EXERCISE:
Each of the lines below must be retyped character for character.

++++ EXTRACTED RECORDS

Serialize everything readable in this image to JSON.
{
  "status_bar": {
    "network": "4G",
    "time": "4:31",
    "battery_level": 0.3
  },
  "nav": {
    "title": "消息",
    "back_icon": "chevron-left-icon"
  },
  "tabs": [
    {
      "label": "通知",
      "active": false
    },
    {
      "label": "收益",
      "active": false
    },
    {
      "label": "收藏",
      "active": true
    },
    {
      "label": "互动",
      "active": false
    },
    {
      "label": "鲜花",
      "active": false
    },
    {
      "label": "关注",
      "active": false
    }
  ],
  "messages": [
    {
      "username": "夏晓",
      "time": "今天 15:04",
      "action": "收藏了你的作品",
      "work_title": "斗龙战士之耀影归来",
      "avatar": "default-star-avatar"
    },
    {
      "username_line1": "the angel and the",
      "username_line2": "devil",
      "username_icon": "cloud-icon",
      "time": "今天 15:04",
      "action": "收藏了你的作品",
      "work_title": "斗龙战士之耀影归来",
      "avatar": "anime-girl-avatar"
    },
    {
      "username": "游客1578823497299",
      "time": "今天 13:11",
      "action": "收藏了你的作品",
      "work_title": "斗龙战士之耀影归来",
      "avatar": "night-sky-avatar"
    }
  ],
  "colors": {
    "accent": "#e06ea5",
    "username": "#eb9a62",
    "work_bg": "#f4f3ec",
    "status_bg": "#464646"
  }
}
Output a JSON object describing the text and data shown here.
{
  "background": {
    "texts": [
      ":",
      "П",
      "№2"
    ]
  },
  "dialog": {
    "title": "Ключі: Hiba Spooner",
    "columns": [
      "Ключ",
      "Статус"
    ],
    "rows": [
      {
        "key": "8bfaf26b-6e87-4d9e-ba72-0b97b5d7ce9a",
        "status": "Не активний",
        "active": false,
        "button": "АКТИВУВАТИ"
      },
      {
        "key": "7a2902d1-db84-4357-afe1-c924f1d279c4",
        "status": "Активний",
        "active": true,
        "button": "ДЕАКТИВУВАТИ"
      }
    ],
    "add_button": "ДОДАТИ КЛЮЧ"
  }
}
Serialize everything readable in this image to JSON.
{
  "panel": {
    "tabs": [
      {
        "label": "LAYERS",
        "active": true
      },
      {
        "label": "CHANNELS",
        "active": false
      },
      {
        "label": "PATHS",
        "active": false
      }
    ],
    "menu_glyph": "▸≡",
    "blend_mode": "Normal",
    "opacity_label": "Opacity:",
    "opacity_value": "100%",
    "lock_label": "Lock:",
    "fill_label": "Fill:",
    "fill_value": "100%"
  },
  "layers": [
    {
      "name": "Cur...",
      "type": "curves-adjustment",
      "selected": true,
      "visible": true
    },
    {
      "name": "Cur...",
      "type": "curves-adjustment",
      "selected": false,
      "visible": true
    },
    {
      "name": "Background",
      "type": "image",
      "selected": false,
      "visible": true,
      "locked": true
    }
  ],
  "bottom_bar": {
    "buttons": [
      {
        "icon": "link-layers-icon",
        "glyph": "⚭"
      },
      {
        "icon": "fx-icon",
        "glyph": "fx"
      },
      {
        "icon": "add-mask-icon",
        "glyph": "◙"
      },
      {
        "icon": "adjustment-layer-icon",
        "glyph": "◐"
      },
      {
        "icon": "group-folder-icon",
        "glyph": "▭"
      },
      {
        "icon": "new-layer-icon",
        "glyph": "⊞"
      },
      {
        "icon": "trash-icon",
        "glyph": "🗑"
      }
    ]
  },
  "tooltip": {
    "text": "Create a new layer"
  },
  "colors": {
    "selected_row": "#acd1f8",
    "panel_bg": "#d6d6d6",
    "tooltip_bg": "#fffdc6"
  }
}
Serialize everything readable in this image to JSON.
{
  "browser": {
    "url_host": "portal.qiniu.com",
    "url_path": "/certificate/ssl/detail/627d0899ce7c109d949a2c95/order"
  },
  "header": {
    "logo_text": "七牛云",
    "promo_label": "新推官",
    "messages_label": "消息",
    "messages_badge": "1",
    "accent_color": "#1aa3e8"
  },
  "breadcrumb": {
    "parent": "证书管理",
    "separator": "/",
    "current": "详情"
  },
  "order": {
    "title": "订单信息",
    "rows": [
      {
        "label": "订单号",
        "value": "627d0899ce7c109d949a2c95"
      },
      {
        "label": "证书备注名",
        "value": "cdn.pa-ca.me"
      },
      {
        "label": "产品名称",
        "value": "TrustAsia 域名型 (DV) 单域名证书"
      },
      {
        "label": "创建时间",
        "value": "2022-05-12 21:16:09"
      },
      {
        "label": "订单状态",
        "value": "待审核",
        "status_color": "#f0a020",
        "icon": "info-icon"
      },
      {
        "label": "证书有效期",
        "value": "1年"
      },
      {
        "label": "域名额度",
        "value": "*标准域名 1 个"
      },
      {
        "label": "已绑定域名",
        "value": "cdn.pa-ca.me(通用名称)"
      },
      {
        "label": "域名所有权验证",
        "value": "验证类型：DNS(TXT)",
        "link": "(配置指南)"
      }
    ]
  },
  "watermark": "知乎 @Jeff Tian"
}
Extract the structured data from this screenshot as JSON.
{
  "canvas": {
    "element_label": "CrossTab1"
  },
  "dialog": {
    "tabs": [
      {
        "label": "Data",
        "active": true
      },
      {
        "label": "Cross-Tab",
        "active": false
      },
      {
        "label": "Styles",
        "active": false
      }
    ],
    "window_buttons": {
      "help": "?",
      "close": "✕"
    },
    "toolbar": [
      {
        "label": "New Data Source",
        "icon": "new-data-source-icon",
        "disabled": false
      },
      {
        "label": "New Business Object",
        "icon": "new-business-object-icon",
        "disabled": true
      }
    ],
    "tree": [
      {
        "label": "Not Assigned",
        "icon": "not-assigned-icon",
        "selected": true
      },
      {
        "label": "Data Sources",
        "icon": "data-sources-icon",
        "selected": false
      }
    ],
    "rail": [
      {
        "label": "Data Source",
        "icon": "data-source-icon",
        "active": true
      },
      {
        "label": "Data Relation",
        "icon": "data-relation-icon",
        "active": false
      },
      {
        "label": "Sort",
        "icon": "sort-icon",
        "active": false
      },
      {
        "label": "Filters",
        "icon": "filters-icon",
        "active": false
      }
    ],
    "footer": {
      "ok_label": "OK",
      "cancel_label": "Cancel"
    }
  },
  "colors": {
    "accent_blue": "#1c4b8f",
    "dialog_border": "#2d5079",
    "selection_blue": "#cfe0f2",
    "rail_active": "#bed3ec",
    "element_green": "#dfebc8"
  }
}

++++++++

EXPECTED ANSWER:
Serialize everything readable in this image to JSON.
{
  "status_bar": {
    "network": "4G",
    "time": "4:31",
    "battery_level": 0.3
  },
  "nav": {
    "title": "消息",
    "back_icon": "chevron-left-icon"
  },
  "tabs": [
    {
      "label": "通知",
      "active": false
    },
    {
      "label": "收益",
      "active": false
    },
    {
      "label": "收藏",
      "active": true
    },
    {
      "label": "互动",
      "active": false
    },
    {
      "label": "鲜花",
      "active": false
    },
    {
      "label": "关注",
      "active": false
    }
  ],
  "messages": [
    {
      "username": "夏晓",
      "time": "今天 15:04",
      "action": "收藏了你的作品",
      "work_title": "斗龙战士之耀影归来",
      "avatar": "default-star-avatar"
    },
    {
      "username_line1": "the angel and the",
      "username_line2": "devil",
      "username_icon": "cloud-icon",
      "time": "今天 15:04",
      "action": "收藏了你的作品",
      "work_title": "斗龙战士之耀影归来",
      "avatar": "anime-girl-avatar"
    },
    {
      "username": "游客1578823497299",
      "time": "今天 13:11",
      "action": "收藏了你的作品",
      "work_title": "斗龙战士之耀影归来",
      "avatar": "night-sky-avatar"
    }
  ],
  "colors": {
    "accent": "#e06ea5",
    "username": "#eb9a62",
    "work_bg": "#f4f3ec",
    "status_bg": "#464646"
  }
}
Output a JSON object describing the text and data shown here.
{
  "background": {
    "texts": [
      ":",
      "П",
      "№2"
    ]
  },
  "dialog": {
    "title": "Ключі: Hiba Spooner",
    "columns": [
      "Ключ",
      "Статус"
    ],
    "rows": [
      {
        "key": "8bfaf26b-6e87-4d9e-ba72-0b97b5d7ce9a",
        "status": "Не активний",
        "active": false,
        "button": "АКТИВУВАТИ"
      },
      {
        "key": "7a2902d1-db84-4357-afe1-c924f1d279c4",
        "status": "Активний",
        "active": true,
        "button": "ДЕАКТИВУВАТИ"
      }
    ],
    "add_button": "ДОДАТИ КЛЮЧ"
  }
}
Serialize everything readable in this image to JSON.
{
  "panel": {
    "tabs": [
      {
        "label": "LAYERS",
        "active": true
      },
      {
        "label": "CHANNELS",
        "active": false
      },
      {
        "label": "PATHS",
        "active": false
      }
    ],
    "menu_glyph": "▸≡",
    "blend_mode": "Normal",
    "opacity_label": "Opacity:",
    "opacity_value": "100%",
    "lock_label": "Lock:",
    "fill_label": "Fill:",
    "fill_value": "100%"
  },
  "layers": [
    {
      "name": "Cur...",
      "type": "curves-adjustment",
      "selected": true,
      "visible": true
    },
    {
      "name": "Cur...",
      "type": "curves-adjustment",
      "selected": false,
      "visible": true
    },
    {
      "name": "Background",
      "type": "image",
      "selected": false,
      "visible": true,
      "locked": true
    }
  ],
  "bottom_bar": {
    "buttons": [
      {
        "icon": "link-layers-icon",
        "glyph": "⚭"
      },
      {
        "icon": "fx-icon",
        "glyph": "fx"
      },
      {
        "icon": "add-mask-icon",
        "glyph": "◙"
      },
      {
        "icon": "adjustment-layer-icon",
        "glyph": "◐"
      },
      {
        "icon": "group-folder-icon",
        "glyph": "▭"
      },
      {
        "icon": "new-layer-icon",
        "glyph": "⊞"
      },
      {
        "icon": "trash-icon",
        "glyph": "🗑"
      }
    ]
  },
  "tooltip": {
    "text": "Create a new layer"
  },
  "colors": {
    "selected_row": "#acd1f8",
    "panel_bg": "#d6d6d6",
    "tooltip_bg": "#fffdc6"
  }
}
Serialize everything readable in this image to JSON.
{
  "browser": {
    "url_host": "portal.qiniu.com",
    "url_path": "/certificate/ssl/detail/627d0899ce7c109d949a2c95/order"
  },
  "header": {
    "logo_text": "七牛云",
    "promo_label": "新推官",
    "messages_label": "消息",
    "messages_badge": "1",
    "accent_color": "#1aa3e8"
  },
  "breadcrumb": {
    "parent": "证书管理",
    "separator": "/",
    "current": "详情"
  },
  "order": {
    "title": "订单信息",
    "rows": [
      {
        "label": "订单号",
        "value": "627d0899ce7c109d949a2c95"
      },
      {
        "label": "证书备注名",
        "value": "cdn.pa-ca.me"
      },
      {
        "label": "产品名称",
        "value": "TrustAsia 域名型 (DV) 单域名证书"
      },
      {
        "label": "创建时间",
        "value": "2022-05-12 21:16:09"
      },
      {
        "label": "订单状态",
        "value": "待审核",
        "status_color": "#f0a020",
        "icon": "info-icon"
      },
      {
        "label": "证书有效期",
        "value": "1年"
      },
      {
        "label": "域名额度",
        "value": "*标准域名 1 个"
      },
      {
        "label": "已绑定域名",
        "value": "cdn.pa-ca.me(通用名称)"
      },
      {
        "label": "域名所有权验证",
        "value": "验证类型：DNS(TXT)",
        "link": "(配置指南)"
      }
    ]
  },
  "watermark": "知乎 @Jeff Tian"
}
Extract the structured data from this screenshot as JSON.
{
  "canvas": {
    "element_label": "CrossTab1"
  },
  "dialog": {
    "tabs": [
      {
        "label": "Data",
        "active": true
      },
      {
        "label": "Cross-Tab",
        "active": false
      },
      {
        "label": "Styles",
        "active": false
      }
    ],
    "window_buttons": {
      "help": "?",
      "close": "✕"
    },
    "toolbar": [
      {
        "label": "New Data Source",
        "icon": "new-data-source-icon",
        "disabled": false
      },
      {
        "label": "New Business Object",
        "icon": "new-business-object-icon",
        "disabled": true
      }
    ],
    "tree": [
      {
        "label": "Not Assigned",
        "icon": "not-assigned-icon",
        "selected": true
      },
      {
        "label": "Data Sources",
        "icon": "data-sources-icon",
        "selected": false
      }
    ],
    "rail": [
      {
        "label": "Data Source",
        "icon": "data-source-icon",
        "active": true
      },
      {
        "label": "Data Relation",
        "icon": "data-relation-icon",
        "active": false
      },
      {
        "label": "Sort",
        "icon": "sort-icon",
        "active": false
      },
      {
        "label": "Filters",
        "icon": "filters-icon",
        "active": false
      }
    ],
    "footer": {
      "ok_label": "OK",
      "cancel_label": "Cancel"
    }
  },
  "colors": {
    "accent_blue": "#1c4b8f",
    "dialog_border": "#2d5079",
    "selection_blue": "#cfe0f2",
    "rail_active": "#bed3ec",
    "element_green": "#dfebc8"
  }
}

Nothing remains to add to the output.